Available records below:

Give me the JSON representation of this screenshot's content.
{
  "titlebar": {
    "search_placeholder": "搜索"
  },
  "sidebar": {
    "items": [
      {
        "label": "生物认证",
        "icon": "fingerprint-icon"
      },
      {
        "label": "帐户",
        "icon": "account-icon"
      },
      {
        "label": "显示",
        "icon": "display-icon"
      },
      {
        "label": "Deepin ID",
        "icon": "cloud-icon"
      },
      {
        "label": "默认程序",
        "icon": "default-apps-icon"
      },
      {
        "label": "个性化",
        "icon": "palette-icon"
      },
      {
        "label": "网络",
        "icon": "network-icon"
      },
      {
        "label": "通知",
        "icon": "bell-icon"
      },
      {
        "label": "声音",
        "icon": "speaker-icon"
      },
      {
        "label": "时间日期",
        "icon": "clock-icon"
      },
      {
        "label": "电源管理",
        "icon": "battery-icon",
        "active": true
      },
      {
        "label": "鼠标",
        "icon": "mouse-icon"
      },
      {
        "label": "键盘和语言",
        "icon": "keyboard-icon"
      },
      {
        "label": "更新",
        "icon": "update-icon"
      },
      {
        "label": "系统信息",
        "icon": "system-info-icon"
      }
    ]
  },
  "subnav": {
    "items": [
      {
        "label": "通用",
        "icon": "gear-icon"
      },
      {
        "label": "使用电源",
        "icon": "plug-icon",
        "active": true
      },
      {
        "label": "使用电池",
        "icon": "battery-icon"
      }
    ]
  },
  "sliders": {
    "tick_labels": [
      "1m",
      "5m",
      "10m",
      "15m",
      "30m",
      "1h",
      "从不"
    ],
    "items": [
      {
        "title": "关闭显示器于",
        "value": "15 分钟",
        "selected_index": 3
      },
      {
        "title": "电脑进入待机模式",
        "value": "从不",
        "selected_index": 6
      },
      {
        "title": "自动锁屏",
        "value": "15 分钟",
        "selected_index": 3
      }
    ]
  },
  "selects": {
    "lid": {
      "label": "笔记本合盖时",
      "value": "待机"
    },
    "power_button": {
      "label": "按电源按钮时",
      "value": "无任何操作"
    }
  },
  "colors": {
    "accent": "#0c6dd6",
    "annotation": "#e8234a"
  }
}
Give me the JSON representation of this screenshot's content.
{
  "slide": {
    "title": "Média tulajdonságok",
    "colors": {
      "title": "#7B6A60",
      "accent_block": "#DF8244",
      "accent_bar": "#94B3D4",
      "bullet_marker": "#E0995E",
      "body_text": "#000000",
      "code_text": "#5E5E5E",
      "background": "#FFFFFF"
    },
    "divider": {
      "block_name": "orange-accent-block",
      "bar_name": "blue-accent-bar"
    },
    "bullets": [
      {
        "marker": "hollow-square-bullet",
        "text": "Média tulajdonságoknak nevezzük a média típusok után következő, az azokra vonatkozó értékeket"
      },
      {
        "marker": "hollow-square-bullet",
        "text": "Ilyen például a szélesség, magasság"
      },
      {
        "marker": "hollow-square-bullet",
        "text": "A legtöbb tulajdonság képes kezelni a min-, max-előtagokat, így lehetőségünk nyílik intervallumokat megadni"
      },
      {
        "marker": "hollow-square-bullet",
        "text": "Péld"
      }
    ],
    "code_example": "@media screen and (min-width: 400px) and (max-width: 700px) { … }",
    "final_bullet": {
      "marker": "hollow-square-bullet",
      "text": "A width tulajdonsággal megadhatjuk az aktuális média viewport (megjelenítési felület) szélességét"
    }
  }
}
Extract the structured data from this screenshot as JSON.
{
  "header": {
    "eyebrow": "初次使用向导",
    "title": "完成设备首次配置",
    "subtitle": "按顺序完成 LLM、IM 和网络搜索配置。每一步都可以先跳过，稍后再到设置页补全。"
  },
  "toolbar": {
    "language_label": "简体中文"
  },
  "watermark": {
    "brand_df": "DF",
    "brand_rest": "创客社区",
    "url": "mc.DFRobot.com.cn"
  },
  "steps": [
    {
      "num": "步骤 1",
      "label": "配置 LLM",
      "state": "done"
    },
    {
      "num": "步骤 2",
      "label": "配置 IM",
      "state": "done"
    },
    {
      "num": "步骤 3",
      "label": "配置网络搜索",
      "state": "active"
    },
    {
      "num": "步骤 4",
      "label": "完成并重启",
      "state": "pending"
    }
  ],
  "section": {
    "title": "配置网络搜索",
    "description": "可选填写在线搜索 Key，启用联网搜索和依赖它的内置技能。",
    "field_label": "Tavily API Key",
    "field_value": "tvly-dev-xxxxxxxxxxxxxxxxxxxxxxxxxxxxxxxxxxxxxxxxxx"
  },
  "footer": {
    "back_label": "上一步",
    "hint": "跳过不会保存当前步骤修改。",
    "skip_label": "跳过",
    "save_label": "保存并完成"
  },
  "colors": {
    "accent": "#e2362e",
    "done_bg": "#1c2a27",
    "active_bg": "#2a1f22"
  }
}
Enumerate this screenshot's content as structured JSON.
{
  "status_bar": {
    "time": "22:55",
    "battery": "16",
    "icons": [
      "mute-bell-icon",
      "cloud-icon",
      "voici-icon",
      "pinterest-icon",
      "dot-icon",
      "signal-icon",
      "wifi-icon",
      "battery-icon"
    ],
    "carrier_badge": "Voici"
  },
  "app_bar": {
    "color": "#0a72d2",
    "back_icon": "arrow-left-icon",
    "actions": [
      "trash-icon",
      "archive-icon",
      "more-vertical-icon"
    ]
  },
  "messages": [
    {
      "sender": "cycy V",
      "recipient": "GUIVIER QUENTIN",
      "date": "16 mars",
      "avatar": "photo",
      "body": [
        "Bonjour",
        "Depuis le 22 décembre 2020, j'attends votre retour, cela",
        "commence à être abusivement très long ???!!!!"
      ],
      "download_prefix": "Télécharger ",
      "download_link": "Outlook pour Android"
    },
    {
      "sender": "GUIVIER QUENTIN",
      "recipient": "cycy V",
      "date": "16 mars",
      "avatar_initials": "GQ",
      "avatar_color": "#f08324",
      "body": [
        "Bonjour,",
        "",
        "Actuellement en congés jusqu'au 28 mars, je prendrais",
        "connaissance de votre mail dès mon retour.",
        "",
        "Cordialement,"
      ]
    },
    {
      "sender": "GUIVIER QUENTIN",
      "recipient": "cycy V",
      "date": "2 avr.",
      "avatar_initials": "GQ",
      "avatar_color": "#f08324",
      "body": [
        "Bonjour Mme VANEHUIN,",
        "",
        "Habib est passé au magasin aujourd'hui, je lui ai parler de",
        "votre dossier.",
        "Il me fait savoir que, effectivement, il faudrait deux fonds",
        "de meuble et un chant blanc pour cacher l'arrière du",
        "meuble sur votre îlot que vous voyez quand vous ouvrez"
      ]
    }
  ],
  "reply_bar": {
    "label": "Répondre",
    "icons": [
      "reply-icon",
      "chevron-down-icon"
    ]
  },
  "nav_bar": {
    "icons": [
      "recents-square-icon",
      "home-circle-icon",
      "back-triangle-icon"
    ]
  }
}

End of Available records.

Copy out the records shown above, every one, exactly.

**Written solution**
Give me the JSON representation of this screenshot's content.
{
  "titlebar": {
    "search_placeholder": "搜索"
  },
  "sidebar": {
    "items": [
      {
        "label": "生物认证",
        "icon": "fingerprint-icon"
      },
      {
        "label": "帐户",
        "icon": "account-icon"
      },
      {
        "label": "显示",
        "icon": "display-icon"
      },
      {
        "label": "Deepin ID",
        "icon": "cloud-icon"
      },
      {
        "label": "默认程序",
        "icon": "default-apps-icon"
      },
      {
        "label": "个性化",
        "icon": "palette-icon"
      },
      {
        "label": "网络",
        "icon": "network-icon"
      },
      {
        "label": "通知",
        "icon": "bell-icon"
      },
      {
        "label": "声音",
        "icon": "speaker-icon"
      },
      {
        "label": "时间日期",
        "icon": "clock-icon"
      },
      {
        "label": "电源管理",
        "icon": "battery-icon",
        "active": true
      },
      {
        "label": "鼠标",
        "icon": "mouse-icon"
      },
      {
        "label": "键盘和语言",
        "icon": "keyboard-icon"
      },
      {
        "label": "更新",
        "icon": "update-icon"
      },
      {
        "label": "系统信息",
        "icon": "system-info-icon"
      }
    ]
  },
  "subnav": {
    "items": [
      {
        "label": "通用",
        "icon": "gear-icon"
      },
      {
        "label": "使用电源",
        "icon": "plug-icon",
        "active": true
      },
      {
        "label": "使用电池",
        "icon": "battery-icon"
      }
    ]
  },
  "sliders": {
    "tick_labels": [
      "1m",
      "5m",
      "10m",
      "15m",
      "30m",
      "1h",
      "从不"
    ],
    "items": [
      {
        "title": "关闭显示器于",
        "value": "15 分钟",
        "selected_index": 3
      },
      {
        "title": "电脑进入待机模式",
        "value": "从不",
        "selected_index": 6
      },
      {
        "title": "自动锁屏",
        "value": "15 分钟",
        "selected_index": 3
      }
    ]
  },
  "selects": {
    "lid": {
      "label": "笔记本合盖时",
      "value": "待机"
    },
    "power_button": {
      "label": "按电源按钮时",
      "value": "无任何操作"
    }
  },
  "colors": {
    "accent": "#0c6dd6",
    "annotation": "#e8234a"
  }
}
Give me the JSON representation of this screenshot's content.
{
  "slide": {
    "title": "Média tulajdonságok",
    "colors": {
      "title": "#7B6A60",
      "accent_block": "#DF8244",
      "accent_bar": "#94B3D4",
      "bullet_marker": "#E0995E",
      "body_text": "#000000",
      "code_text": "#5E5E5E",
      "background": "#FFFFFF"
    },
    "divider": {
      "block_name": "orange-accent-block",
      "bar_name": "blue-accent-bar"
    },
    "bullets": [
      {
        "marker": "hollow-square-bullet",
        "text": "Média tulajdonságoknak nevezzük a média típusok után következő, az azokra vonatkozó értékeket"
      },
      {
        "marker": "hollow-square-bullet",
        "text": "Ilyen például a szélesség, magasság"
      },
      {
        "marker": "hollow-square-bullet",
        "text": "A legtöbb tulajdonság képes kezelni a min-, max-előtagokat, így lehetőségünk nyílik intervallumokat megadni"
      },
      {
        "marker": "hollow-square-bullet",
        "text": "Péld"
      }
    ],
    "code_example": "@media screen and (min-width: 400px) and (max-width: 700px) { … }",
    "final_bullet": {
      "marker": "hollow-square-bullet",
      "text": "A width tulajdonsággal megadhatjuk az aktuális média viewport (megjelenítési felület) szélességét"
    }
  }
}
Extract the structured data from this screenshot as JSON.
{
  "header": {
    "eyebrow": "初次使用向导",
    "title": "完成设备首次配置",
    "subtitle": "按顺序完成 LLM、IM 和网络搜索配置。每一步都可以先跳过，稍后再到设置页补全。"
  },
  "toolbar": {
    "language_label": "简体中文"
  },
  "watermark": {
    "brand_df": "DF",
    "brand_rest": "创客社区",
    "url": "mc.DFRobot.com.cn"
  },
  "steps": [
    {
      "num": "步骤 1",
      "label": "配置 LLM",
      "state": "done"
    },
    {
      "num": "步骤 2",
      "label": "配置 IM",
      "state": "done"
    },
    {
      "num": "步骤 3",
      "label": "配置网络搜索",
      "state": "active"
    },
    {
      "num": "步骤 4",
      "label": "完成并重启",
      "state": "pending"
    }
  ],
  "section": {
    "title": "配置网络搜索",
    "description": "可选填写在线搜索 Key，启用联网搜索和依赖它的内置技能。",
    "field_label": "Tavily API Key",
    "field_value": "tvly-dev-xxxxxxxxxxxxxxxxxxxxxxxxxxxxxxxxxxxxxxxxxx"
  },
  "footer": {
    "back_label": "上一步",
    "hint": "跳过不会保存当前步骤修改。",
    "skip_label": "跳过",
    "save_label": "保存并完成"
  },
  "colors": {
    "accent": "#e2362e",
    "done_bg": "#1c2a27",
    "active_bg": "#2a1f22"
  }
}
Enumerate this screenshot's content as structured JSON.
{
  "status_bar": {
    "time": "22:55",
    "battery": "16",
    "icons": [
      "mute-bell-icon",
      "cloud-icon",
      "voici-icon",
      "pinterest-icon",
      "dot-icon",
      "signal-icon",
      "wifi-icon",
      "battery-icon"
    ],
    "carrier_badge": "Voici"
  },
  "app_bar": {
    "color": "#0a72d2",
    "back_icon": "arrow-left-icon",
    "actions": [
      "trash-icon",
      "archive-icon",
      "more-vertical-icon"
    ]
  },
  "messages": [
    {
      "sender": "cycy V",
      "recipient": "GUIVIER QUENTIN",
      "date": "16 mars",
      "avatar": "photo",
      "body": [
        "Bonjour",
        "Depuis le 22 décembre 2020, j'attends votre retour, cela",
        "commence à être abusivement très long ???!!!!"
      ],
      "download_prefix": "Télécharger ",
      "download_link": "Outlook pour Android"
    },
    {
      "sender": "GUIVIER QUENTIN",
      "recipient": "cycy V",
      "date": "16 mars",
      "avatar_initials": "GQ",
      "avatar_color": "#f08324",
      "body": [
        "Bonjour,",
        "",
        "Actuellement en congés jusqu'au 28 mars, je prendrais",
        "connaissance de votre mail dès mon retour.",
        "",
        "Cordialement,"
      ]
    },
    {
      "sender": "GUIVIER QUENTIN",
      "recipient": "cycy V",
      "date": "2 avr.",
      "avatar_initials": "GQ",
      "avatar_color": "#f08324",
      "body": [
        "Bonjour Mme VANEHUIN,",
        "",
        "Habib est passé au magasin aujourd'hui, je lui ai parler de",
        "votre dossier.",
        "Il me fait savoir que, effectivement, il faudrait deux fonds",
        "de meuble et un chant blanc pour cacher l'arrière du",
        "meuble sur votre îlot que vous voyez quand vous ouvrez"
      ]
    }
  ],
  "reply_bar": {
    "label": "Répondre",
    "icons": [
      "reply-icon",
      "chevron-down-icon"
    ]
  },
  "nav_bar": {
    "icons": [
      "recents-square-icon",
      "home-circle-icon",
      "back-triangle-icon"
    ]
  }
}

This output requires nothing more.